So `7 // 2`

is executed first, followed by the multiplication by 3. You then get the subtraction from ten and adding one at the end.

We've glossed over an issue that doesn't affect your particular case, but is very important for writing real Python programs. PEMDAS isn't really about *order* of operations; it doesn't decide what order things are evaluated in. It's really about *argument grouping*. PEMDAS says that `a + b + c * d`

is evaluated as `(a + b) + (c * d)`

, but it doesn't say whether `a + b`

or `c * d`

is evaluated first.

In math, it doesn't matter what you evaluate first, as long as you respect the argument grouping. In Python, if you evaluted `b()`

and `c()`

first in `a() + (b() + c())`

just because they're in parentheses, you could get a completely different result, because Python functions can have side effects.

Python expression evaluation mostly works from left to right.

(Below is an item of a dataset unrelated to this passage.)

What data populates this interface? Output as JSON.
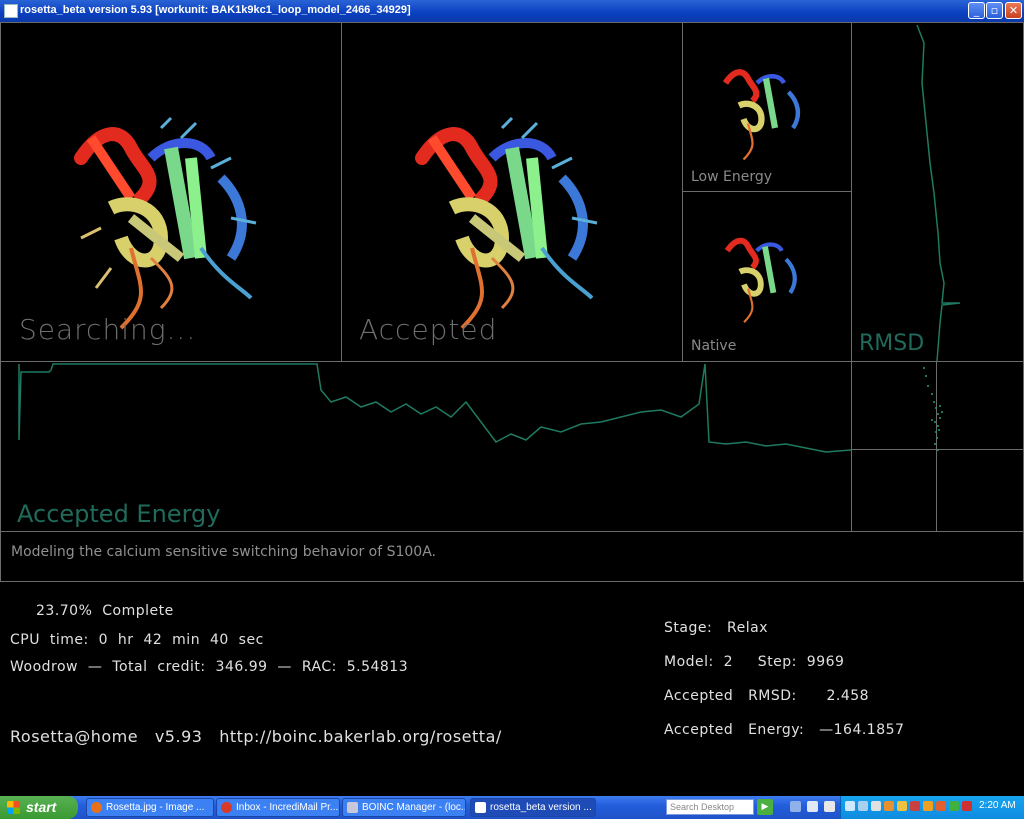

For example, in `a() + b() + (c() * d())`

, evaluation order goes as follows:

`a()`

`b()`

- the first
`+`

, now that its arguments are ready
`c()`

`d()`

- the
`*`

, now that its arguments are ready
- the second
`+`

, now that its arguments are ready

This is despite the high precedence of `*`

and the parentheses around the multiplication.